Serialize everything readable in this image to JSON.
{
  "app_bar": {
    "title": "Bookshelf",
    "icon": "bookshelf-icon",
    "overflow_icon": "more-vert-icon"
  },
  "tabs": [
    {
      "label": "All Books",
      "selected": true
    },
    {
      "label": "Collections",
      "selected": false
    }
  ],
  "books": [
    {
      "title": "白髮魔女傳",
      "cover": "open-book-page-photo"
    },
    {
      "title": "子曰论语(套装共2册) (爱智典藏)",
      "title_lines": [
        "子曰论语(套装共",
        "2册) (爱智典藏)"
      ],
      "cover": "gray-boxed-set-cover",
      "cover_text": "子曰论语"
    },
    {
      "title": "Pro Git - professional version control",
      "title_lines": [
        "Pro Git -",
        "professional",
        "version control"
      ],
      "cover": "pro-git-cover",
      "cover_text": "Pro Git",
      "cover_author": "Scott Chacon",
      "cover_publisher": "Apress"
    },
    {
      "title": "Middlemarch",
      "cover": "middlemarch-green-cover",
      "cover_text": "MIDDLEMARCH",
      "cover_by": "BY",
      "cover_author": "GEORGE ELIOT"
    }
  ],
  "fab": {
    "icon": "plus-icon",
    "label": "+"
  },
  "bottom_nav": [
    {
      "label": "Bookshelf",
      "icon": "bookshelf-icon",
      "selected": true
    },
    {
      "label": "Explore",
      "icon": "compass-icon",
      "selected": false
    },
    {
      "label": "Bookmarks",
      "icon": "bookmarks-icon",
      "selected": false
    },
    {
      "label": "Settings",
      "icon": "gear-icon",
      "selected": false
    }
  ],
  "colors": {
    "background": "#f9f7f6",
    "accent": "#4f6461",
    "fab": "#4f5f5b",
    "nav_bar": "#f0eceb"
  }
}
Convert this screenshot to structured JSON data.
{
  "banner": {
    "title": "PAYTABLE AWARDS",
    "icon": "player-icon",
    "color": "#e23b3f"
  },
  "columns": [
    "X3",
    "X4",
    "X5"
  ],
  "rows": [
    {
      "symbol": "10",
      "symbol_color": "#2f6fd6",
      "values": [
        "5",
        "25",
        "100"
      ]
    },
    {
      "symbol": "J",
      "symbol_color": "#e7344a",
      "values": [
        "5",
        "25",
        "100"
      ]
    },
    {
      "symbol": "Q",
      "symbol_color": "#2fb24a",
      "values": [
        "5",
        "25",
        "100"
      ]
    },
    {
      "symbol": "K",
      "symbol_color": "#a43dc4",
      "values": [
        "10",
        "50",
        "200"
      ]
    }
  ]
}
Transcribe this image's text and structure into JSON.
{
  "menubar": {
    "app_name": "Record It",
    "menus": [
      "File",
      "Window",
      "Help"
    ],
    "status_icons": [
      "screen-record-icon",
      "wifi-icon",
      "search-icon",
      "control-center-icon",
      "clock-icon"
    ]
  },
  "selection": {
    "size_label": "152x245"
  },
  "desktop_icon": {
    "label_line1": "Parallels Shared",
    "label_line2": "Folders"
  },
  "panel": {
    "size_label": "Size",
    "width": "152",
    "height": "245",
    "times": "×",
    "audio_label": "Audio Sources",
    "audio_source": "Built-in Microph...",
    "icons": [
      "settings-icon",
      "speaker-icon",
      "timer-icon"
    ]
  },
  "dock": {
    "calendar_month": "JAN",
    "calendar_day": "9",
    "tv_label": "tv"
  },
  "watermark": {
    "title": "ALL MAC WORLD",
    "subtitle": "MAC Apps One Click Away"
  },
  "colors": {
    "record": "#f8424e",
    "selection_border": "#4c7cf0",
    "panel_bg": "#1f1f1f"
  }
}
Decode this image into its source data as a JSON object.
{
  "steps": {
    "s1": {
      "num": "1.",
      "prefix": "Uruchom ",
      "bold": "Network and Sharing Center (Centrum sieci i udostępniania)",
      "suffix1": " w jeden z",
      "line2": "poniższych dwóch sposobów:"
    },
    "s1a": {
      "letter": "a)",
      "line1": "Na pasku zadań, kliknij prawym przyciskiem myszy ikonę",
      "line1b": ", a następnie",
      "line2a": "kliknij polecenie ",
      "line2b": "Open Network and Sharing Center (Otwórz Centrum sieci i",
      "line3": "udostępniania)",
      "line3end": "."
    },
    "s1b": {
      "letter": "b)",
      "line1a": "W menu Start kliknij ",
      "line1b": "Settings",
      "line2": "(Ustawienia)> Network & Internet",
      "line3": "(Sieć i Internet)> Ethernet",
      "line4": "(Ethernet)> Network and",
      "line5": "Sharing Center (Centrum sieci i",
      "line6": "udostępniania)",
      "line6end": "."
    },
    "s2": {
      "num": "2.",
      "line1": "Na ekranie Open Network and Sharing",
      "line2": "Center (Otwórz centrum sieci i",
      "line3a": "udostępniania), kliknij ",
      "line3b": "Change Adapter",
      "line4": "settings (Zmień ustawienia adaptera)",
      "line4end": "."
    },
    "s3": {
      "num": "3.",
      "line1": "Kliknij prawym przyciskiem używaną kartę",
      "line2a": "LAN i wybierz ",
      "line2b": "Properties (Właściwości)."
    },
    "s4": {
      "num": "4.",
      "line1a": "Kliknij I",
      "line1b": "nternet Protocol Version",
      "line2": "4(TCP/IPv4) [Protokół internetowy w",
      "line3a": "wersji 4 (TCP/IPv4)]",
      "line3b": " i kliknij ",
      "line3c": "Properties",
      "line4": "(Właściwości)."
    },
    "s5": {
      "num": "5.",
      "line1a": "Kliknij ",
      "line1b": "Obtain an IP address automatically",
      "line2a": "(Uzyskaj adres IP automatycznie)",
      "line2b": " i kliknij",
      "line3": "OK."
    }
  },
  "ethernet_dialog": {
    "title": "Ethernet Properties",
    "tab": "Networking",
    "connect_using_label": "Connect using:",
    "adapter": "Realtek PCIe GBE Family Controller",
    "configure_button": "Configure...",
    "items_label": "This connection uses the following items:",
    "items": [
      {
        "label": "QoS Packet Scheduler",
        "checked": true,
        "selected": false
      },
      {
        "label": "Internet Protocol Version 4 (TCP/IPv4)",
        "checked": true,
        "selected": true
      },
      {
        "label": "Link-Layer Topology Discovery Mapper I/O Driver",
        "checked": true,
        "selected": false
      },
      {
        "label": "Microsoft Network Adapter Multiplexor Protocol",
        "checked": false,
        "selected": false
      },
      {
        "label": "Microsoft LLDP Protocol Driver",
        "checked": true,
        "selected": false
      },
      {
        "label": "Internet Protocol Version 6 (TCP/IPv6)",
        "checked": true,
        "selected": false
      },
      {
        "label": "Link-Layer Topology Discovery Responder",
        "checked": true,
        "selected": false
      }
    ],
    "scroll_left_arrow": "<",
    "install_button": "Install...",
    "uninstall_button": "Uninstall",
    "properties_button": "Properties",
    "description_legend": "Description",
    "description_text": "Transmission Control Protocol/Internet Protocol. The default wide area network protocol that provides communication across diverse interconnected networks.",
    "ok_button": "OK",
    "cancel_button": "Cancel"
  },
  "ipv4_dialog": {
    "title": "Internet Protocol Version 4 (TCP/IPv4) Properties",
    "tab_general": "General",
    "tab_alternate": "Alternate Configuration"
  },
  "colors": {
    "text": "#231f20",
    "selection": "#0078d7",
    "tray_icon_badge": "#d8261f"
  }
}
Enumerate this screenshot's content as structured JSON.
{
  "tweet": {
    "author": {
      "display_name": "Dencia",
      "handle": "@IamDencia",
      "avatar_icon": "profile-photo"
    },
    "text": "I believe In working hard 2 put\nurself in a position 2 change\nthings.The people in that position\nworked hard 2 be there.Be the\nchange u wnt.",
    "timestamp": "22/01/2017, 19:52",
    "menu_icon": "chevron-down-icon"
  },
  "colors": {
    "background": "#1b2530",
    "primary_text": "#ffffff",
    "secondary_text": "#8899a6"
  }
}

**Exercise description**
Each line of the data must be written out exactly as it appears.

**Exercise output**
Serialize everything readable in this image to JSON.
{
  "app_bar": {
    "title": "Bookshelf",
    "icon": "bookshelf-icon",
    "overflow_icon": "more-vert-icon"
  },
  "tabs": [
    {
      "label": "All Books",
      "selected": true
    },
    {
      "label": "Collections",
      "selected": false
    }
  ],
  "books": [
    {
      "title": "白髮魔女傳",
      "cover": "open-book-page-photo"
    },
    {
      "title": "子曰论语(套装共2册) (爱智典藏)",
      "title_lines": [
        "子曰论语(套装共",
        "2册) (爱智典藏)"
      ],
      "cover": "gray-boxed-set-cover",
      "cover_text": "子曰论语"
    },
    {
      "title": "Pro Git - professional version control",
      "title_lines": [
        "Pro Git -",
        "professional",
        "version control"
      ],
      "cover": "pro-git-cover",
      "cover_text": "Pro Git",
      "cover_author": "Scott Chacon",
      "cover_publisher": "Apress"
    },
    {
      "title": "Middlemarch",
      "cover": "middlemarch-green-cover",
      "cover_text": "MIDDLEMARCH",
      "cover_by": "BY",
      "cover_author": "GEORGE ELIOT"
    }
  ],
  "fab": {
    "icon": "plus-icon",
    "label": "+"
  },
  "bottom_nav": [
    {
      "label": "Bookshelf",
      "icon": "bookshelf-icon",
      "selected": true
    },
    {
      "label": "Explore",
      "icon": "compass-icon",
      "selected": false
    },
    {
      "label": "Bookmarks",
      "icon": "bookmarks-icon",
      "selected": false
    },
    {
      "label": "Settings",
      "icon": "gear-icon",
      "selected": false
    }
  ],
  "colors": {
    "background": "#f9f7f6",
    "accent": "#4f6461",
    "fab": "#4f5f5b",
    "nav_bar": "#f0eceb"
  }
}
Convert this screenshot to structured JSON data.
{
  "banner": {
    "title": "PAYTABLE AWARDS",
    "icon": "player-icon",
    "color": "#e23b3f"
  },
  "columns": [
    "X3",
    "X4",
    "X5"
  ],
  "rows": [
    {
      "symbol": "10",
      "symbol_color": "#2f6fd6",
      "values": [
        "5",
        "25",
        "100"
      ]
    },
    {
      "symbol": "J",
      "symbol_color": "#e7344a",
      "values": [
        "5",
        "25",
        "100"
      ]
    },
    {
      "symbol": "Q",
      "symbol_color": "#2fb24a",
      "values": [
        "5",
        "25",
        "100"
      ]
    },
    {
      "symbol": "K",
      "symbol_color": "#a43dc4",
      "values": [
        "10",
        "50",
        "200"
      ]
    }
  ]
}
Transcribe this image's text and structure into JSON.
{
  "menubar": {
    "app_name": "Record It",
    "menus": [
      "File",
      "Window",
      "Help"
    ],
    "status_icons": [
      "screen-record-icon",
      "wifi-icon",
      "search-icon",
      "control-center-icon",
      "clock-icon"
    ]
  },
  "selection": {
    "size_label": "152x245"
  },
  "desktop_icon": {
    "label_line1": "Parallels Shared",
    "label_line2": "Folders"
  },
  "panel": {
    "size_label": "Size",
    "width": "152",
    "height": "245",
    "times": "×",
    "audio_label": "Audio Sources",
    "audio_source": "Built-in Microph...",
    "icons": [
      "settings-icon",
      "speaker-icon",
      "timer-icon"
    ]
  },
  "dock": {
    "calendar_month": "JAN",
    "calendar_day": "9",
    "tv_label": "tv"
  },
  "watermark": {
    "title": "ALL MAC WORLD",
    "subtitle": "MAC Apps One Click Away"
  },
  "colors": {
    "record": "#f8424e",
    "selection_border": "#4c7cf0",
    "panel_bg": "#1f1f1f"
  }
}
Decode this image into its source data as a JSON object.
{
  "steps": {
    "s1": {
      "num": "1.",
      "prefix": "Uruchom ",
      "bold": "Network and Sharing Center (Centrum sieci i udostępniania)",
      "suffix1": " w jeden z",
      "line2": "poniższych dwóch sposobów:"
    },
    "s1a": {
      "letter": "a)",
      "line1": "Na pasku zadań, kliknij prawym przyciskiem myszy ikonę",
      "line1b": ", a następnie",
      "line2a": "kliknij polecenie ",
      "line2b": "Open Network and Sharing Center (Otwórz Centrum sieci i",
      "line3": "udostępniania)",
      "line3end": "."
    },
    "s1b": {
      "letter": "b)",
      "line1a": "W menu Start kliknij ",
      "line1b": "Settings",
      "line2": "(Ustawienia)> Network & Internet",
      "line3": "(Sieć i Internet)> Ethernet",
      "line4": "(Ethernet)> Network and",
      "line5": "Sharing Center (Centrum sieci i",
      "line6": "udostępniania)",
      "line6end": "."
    },
    "s2": {
      "num": "2.",
      "line1": "Na ekranie Open Network and Sharing",
      "line2": "Center (Otwórz centrum sieci i",
      "line3a": "udostępniania), kliknij ",
      "line3b": "Change Adapter",
      "line4": "settings (Zmień ustawienia adaptera)",
      "line4end": "."
    },
    "s3": {
      "num": "3.",
      "line1": "Kliknij prawym przyciskiem używaną kartę",
      "line2a": "LAN i wybierz ",
      "line2b": "Properties (Właściwości)."
    },
    "s4": {
      "num": "4.",
      "line1a": "Kliknij I",
      "line1b": "nternet Protocol Version",
      "line2": "4(TCP/IPv4) [Protokół internetowy w",
      "line3a": "wersji 4 (TCP/IPv4)]",
      "line3b": " i kliknij ",
      "line3c": "Properties",
      "line4": "(Właściwości)."
    },
    "s5": {
      "num": "5.",
      "line1a": "Kliknij ",
      "line1b": "Obtain an IP address automatically",
      "line2a": "(Uzyskaj adres IP automatycznie)",
      "line2b": " i kliknij",
      "line3": "OK."
    }
  },
  "ethernet_dialog": {
    "title": "Ethernet Properties",
    "tab": "Networking",
    "connect_using_label": "Connect using:",
    "adapter": "Realtek PCIe GBE Family Controller",
    "configure_button": "Configure...",
    "items_label": "This connection uses the following items:",
    "items": [
      {
        "label": "QoS Packet Scheduler",
        "checked": true,
        "selected": false
      },
      {
        "label": "Internet Protocol Version 4 (TCP/IPv4)",
        "checked": true,
        "selected": true
      },
      {
        "label": "Link-Layer Topology Discovery Mapper I/O Driver",
        "checked": true,
        "selected": false
      },
      {
        "label": "Microsoft Network Adapter Multiplexor Protocol",
        "checked": false,
        "selected": false
      },
      {
        "label": "Microsoft LLDP Protocol Driver",
        "checked": true,
        "selected": false
      },
      {
        "label": "Internet Protocol Version 6 (TCP/IPv6)",
        "checked": true,
        "selected": false
      },
      {
        "label": "Link-Layer Topology Discovery Responder",
        "checked": true,
        "selected": false
      }
    ],
    "scroll_left_arrow": "<",
    "install_button": "Install...",
    "uninstall_button": "Uninstall",
    "properties_button": "Properties",
    "description_legend": "Description",
    "description_text": "Transmission Control Protocol/Internet Protocol. The default wide area network protocol that provides communication across diverse interconnected networks.",
    "ok_button": "OK",
    "cancel_button": "Cancel"
  },
  "ipv4_dialog": {
    "title": "Internet Protocol Version 4 (TCP/IPv4) Properties",
    "tab_general": "General",
    "tab_alternate": "Alternate Configuration"
  },
  "colors": {
    "text": "#231f20",
    "selection": "#0078d7",
    "tray_icon_badge": "#d8261f"
  }
}
Enumerate this screenshot's content as structured JSON.
{
  "tweet": {
    "author": {
      "display_name": "Dencia",
      "handle": "@IamDencia",
      "avatar_icon": "profile-photo"
    },
    "text": "I believe In working hard 2 put\nurself in a position 2 change\nthings.The people in that position\nworked hard 2 be there.Be the\nchange u wnt.",
    "timestamp": "22/01/2017, 19:52",
    "menu_icon": "chevron-down-icon"
  },
  "colors": {
    "background": "#1b2530",
    "primary_text": "#ffffff",
    "secondary_text": "#8899a6"
  }
}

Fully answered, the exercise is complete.